So I drafted in a few extra to make up the numbers and inject some footballing grey matter and searing pace down the left wing. The Angel With The Chipped Wing just angled into shot on its own account.
It’s as well I took the shot at the weekend. CJ the Gogo manager, despite sleeping with them and bringing them with her in her marble bag into my bed too, gave them all away bar Heskeyon a free transfer at school yesterday 😦 She has learned nothing from the Crouch/Rooney debacle it seems.
Fair enough, I’ve been having my biltong with Fabio, but when the chips are down (like this afternoon) I am right behind the team and as the Manager has finally admitted to “perhaps” having made some “mistakes” I am feeling a bit more optimistic.
we have to relearn this apparently. What a gem. Did it spill from the lips of a Victorian Do-Gooder hellbent on reforming the undeserving poor who would so tiresomely insist on lying in the gutters and supping gin with their beggings? No, it came from Georgie Porgie Osborne who is around my age, but is wedded to using the patronising, patriarchal language of a total twat.
Now that’s off my chest I can say that the budget has disappointed me, not particularly because of what it contained, but because it was pretty standard stuff. There are clearly many more ways to skin the cat of the budget deficit over the next few years and I had hoped that at least a few of them were going to be exciting, daring even. As far as I can see it is pay freezes, VAT rises and jigging with the handouts.
Oh what a missed opportunity George. You may be all natty and young, but your ideas are as old hat as the language you couched them in. Your cuts have not so much offered us one Saville Row suit to hang in our wardrobe, admire and try to diet into but, rather a selection of plastic supermarket suits that fit us all badly and are a magnet for dog hair.

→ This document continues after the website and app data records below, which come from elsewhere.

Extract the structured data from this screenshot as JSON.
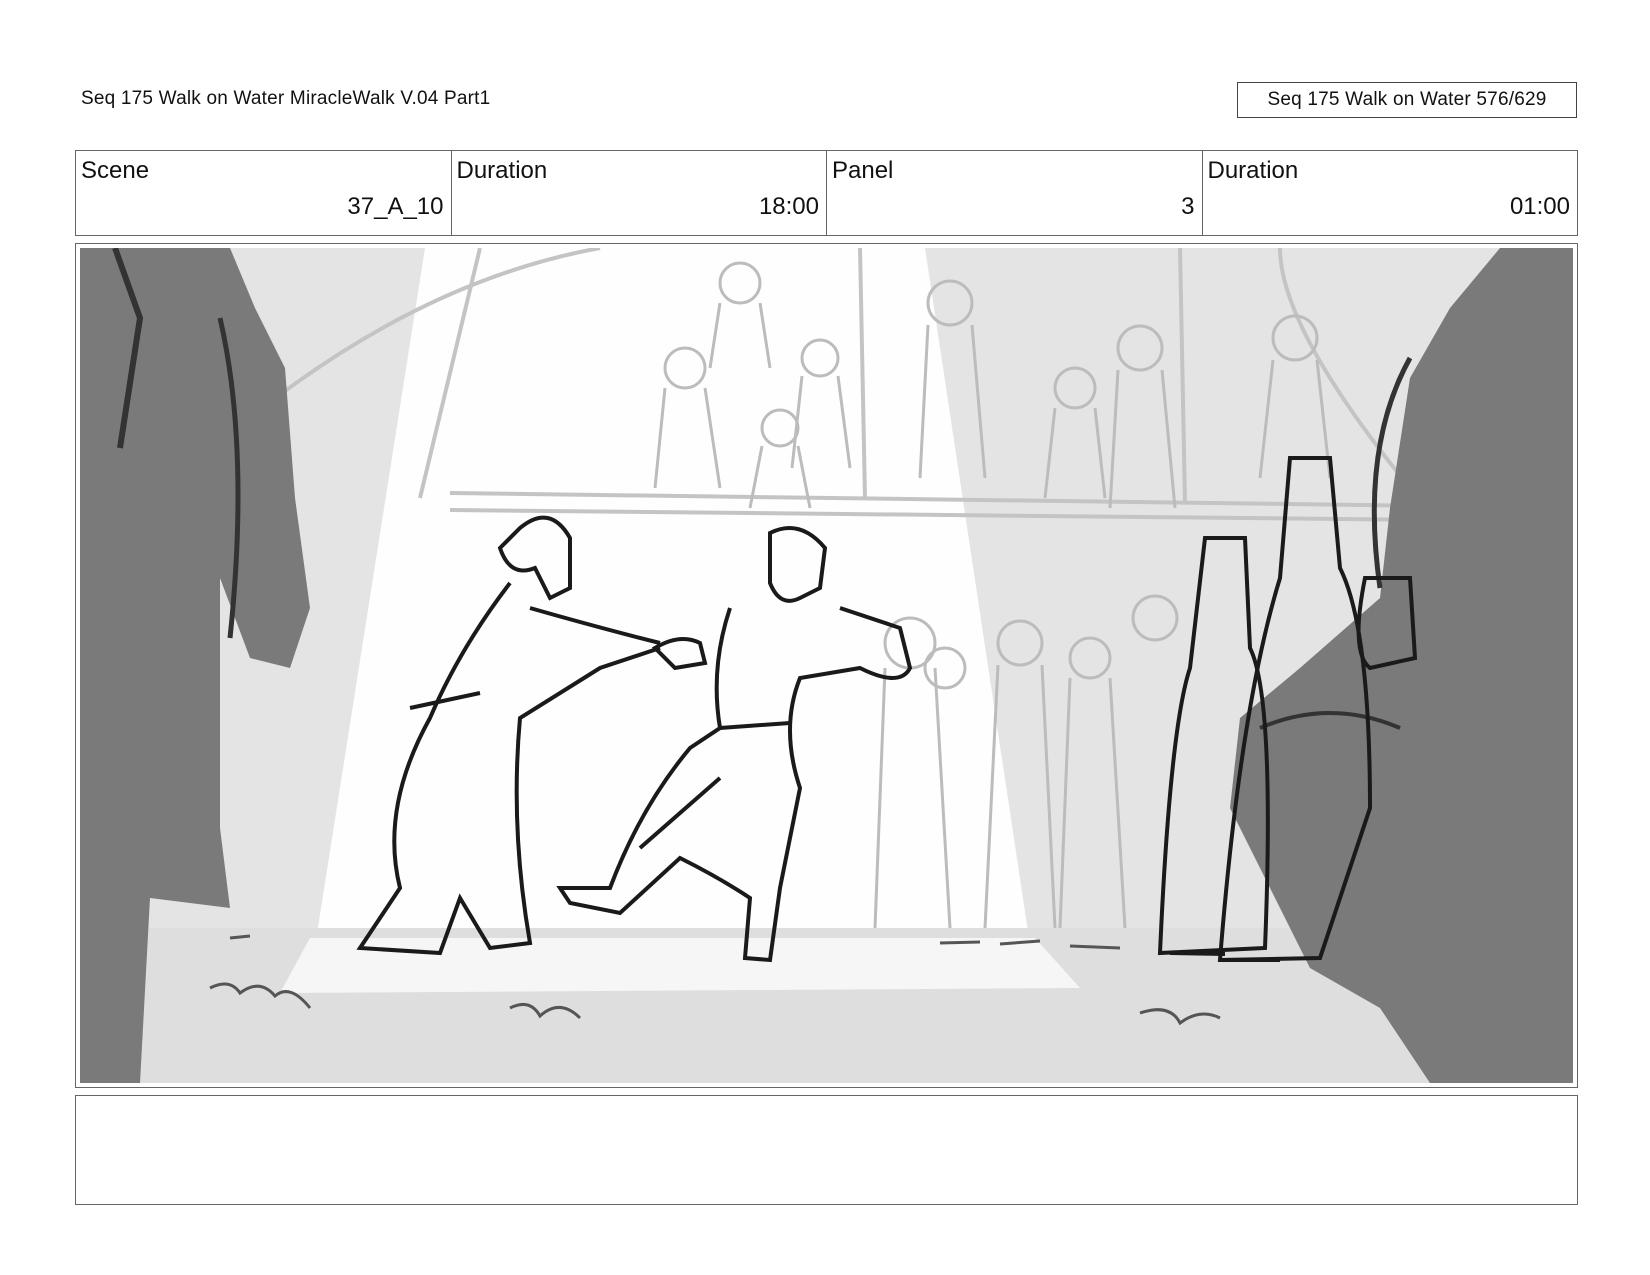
{
  "header": {
    "title": "Seq 175 Walk on Water  MiracleWalk V.04 Part1",
    "page_counter": "Seq 175 Walk on Water 576/629"
  },
  "info": {
    "scene_label": "Scene",
    "scene_value": "37_A_10",
    "duration_label": "Duration",
    "duration_value": "18:00",
    "panel_label": "Panel",
    "panel_value": "3",
    "panel_duration_label": "Duration",
    "panel_duration_value": "01:00"
  },
  "notes": {
    "text": ""
  },
  "colors": {
    "sketch_line": "#1a1a1a",
    "foreground_fill": "#7a7a7a",
    "spotlight": "#ffffff",
    "background": "#e6e6e6"
  }
}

Never being one for wall-to-wall criticism I would like to offer an alternative makemeadiva budget that I think could save money and look good too.
- Abolish child benefit for those on over £50K a year – they like it George but they don’t need it.

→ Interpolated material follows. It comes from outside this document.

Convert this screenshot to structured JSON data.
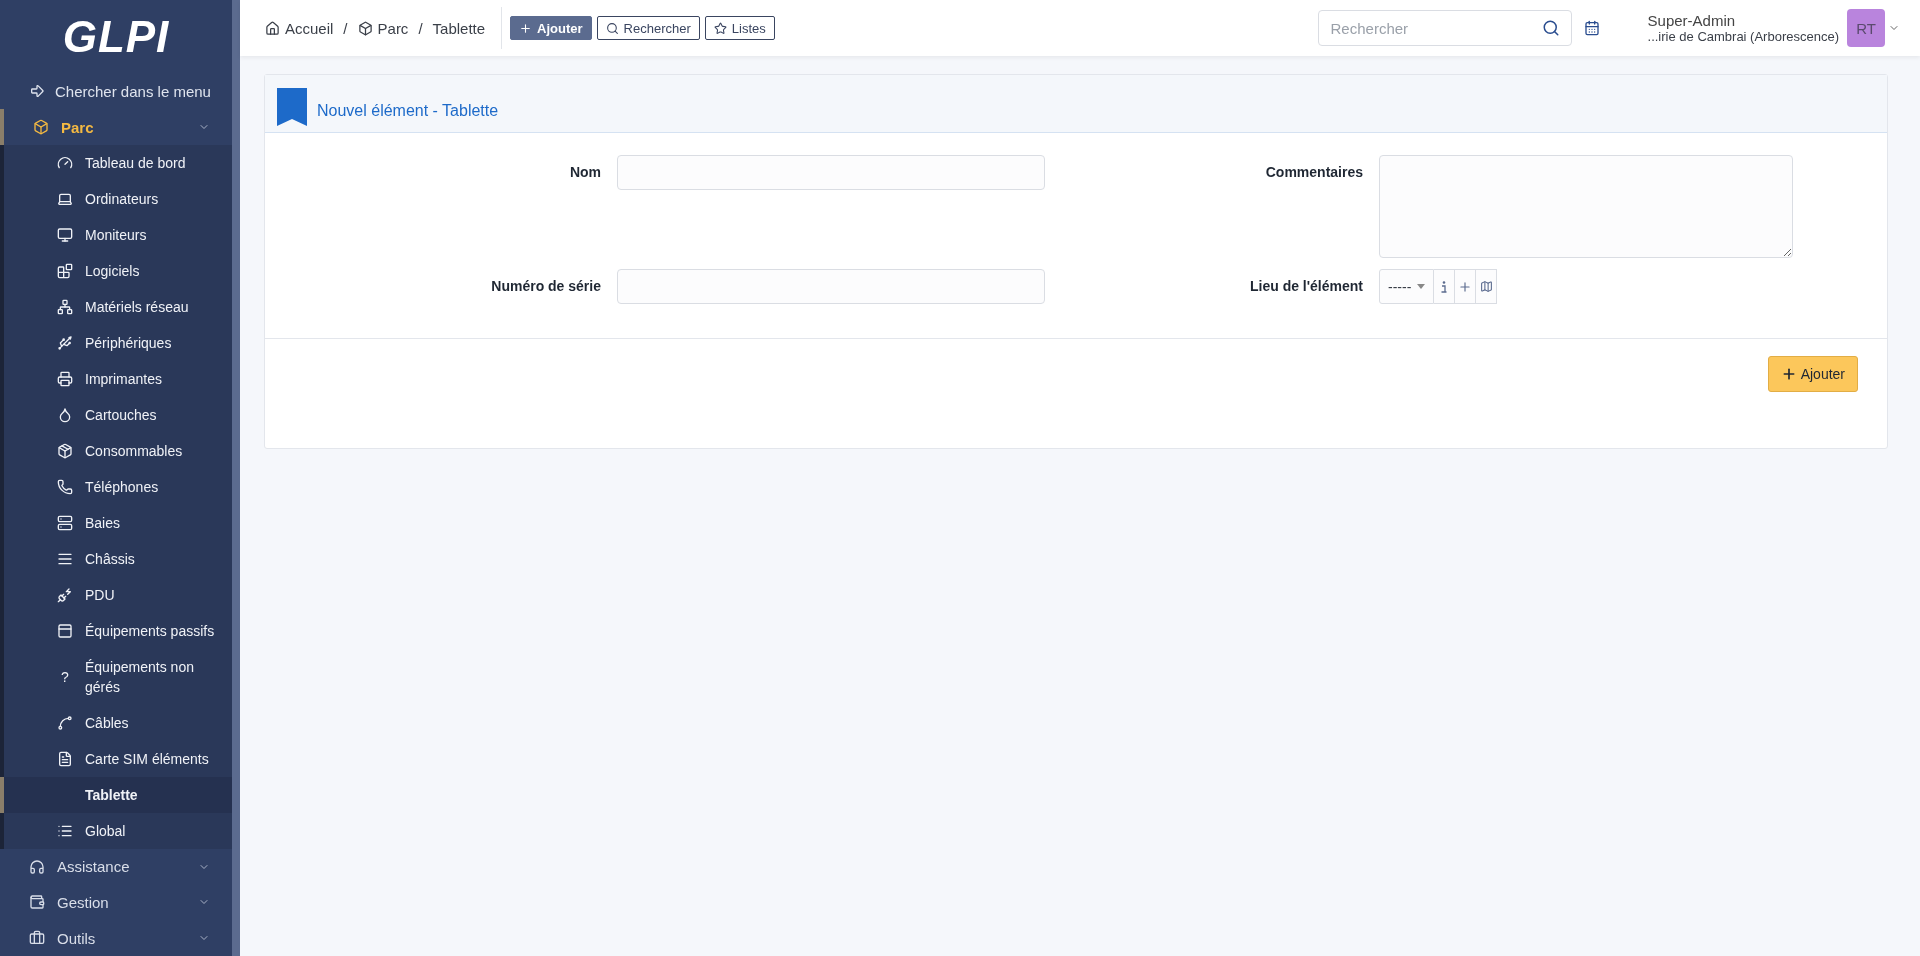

- Raise taxes on fags, booze and reintroduce them to *gambling – you know we’re luvvin it, luvvin it, luvvin it but it’s bad for our health and costs money in policing and health budgets.
- Introduce a window tax, it will cause public unrest but it will make good headlines

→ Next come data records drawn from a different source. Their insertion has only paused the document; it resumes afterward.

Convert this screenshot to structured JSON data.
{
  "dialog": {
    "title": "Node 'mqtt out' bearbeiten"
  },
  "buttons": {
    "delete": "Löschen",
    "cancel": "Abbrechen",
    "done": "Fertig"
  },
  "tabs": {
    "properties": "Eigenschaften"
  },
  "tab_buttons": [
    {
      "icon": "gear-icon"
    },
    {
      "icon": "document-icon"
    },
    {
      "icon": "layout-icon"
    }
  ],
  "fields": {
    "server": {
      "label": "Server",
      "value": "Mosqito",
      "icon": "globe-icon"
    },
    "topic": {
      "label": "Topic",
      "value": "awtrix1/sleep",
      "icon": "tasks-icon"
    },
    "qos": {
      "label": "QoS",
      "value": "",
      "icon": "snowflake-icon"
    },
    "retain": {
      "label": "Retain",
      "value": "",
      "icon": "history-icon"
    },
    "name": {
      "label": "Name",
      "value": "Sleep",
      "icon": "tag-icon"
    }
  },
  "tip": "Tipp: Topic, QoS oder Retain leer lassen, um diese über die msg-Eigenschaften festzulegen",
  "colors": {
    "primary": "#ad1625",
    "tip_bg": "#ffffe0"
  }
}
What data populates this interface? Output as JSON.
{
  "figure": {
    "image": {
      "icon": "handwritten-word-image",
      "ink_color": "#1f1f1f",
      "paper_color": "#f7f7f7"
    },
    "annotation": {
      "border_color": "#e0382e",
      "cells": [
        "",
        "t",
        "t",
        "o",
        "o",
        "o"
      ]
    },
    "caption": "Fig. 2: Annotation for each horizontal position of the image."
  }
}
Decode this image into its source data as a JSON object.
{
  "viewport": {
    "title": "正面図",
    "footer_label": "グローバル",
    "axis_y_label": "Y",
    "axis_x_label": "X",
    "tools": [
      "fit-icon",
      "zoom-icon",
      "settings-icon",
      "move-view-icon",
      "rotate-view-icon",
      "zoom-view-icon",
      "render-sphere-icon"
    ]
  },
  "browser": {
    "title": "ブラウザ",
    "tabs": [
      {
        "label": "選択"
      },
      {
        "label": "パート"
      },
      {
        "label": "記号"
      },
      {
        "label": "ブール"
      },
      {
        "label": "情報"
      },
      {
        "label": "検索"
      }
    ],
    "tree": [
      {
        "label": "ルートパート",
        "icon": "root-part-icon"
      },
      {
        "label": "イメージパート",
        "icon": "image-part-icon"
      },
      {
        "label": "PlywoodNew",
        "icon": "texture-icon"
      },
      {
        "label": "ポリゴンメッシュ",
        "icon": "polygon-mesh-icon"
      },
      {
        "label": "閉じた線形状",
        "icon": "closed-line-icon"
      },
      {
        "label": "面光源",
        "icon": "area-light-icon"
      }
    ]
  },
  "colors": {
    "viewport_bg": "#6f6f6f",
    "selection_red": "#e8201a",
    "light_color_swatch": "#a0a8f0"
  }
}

- Send children up chimneys to see if anyone left their life savings up there
There is £10.3 billion turnover a year on gaming machines.
There is a about £100 million turnover a year on the Grand National and an average race on Betfair would see maybe £300,000 traded, one race at a big meeting on the weekend would see in excess of £1 million regularly staked.
I would tax the layers 5% on losing stakes and the punter 5% on winning stakes. That way there’s an upside to losing and on a race like the Grand National you are looking at the deficit trousering about £5 million in one afternoon…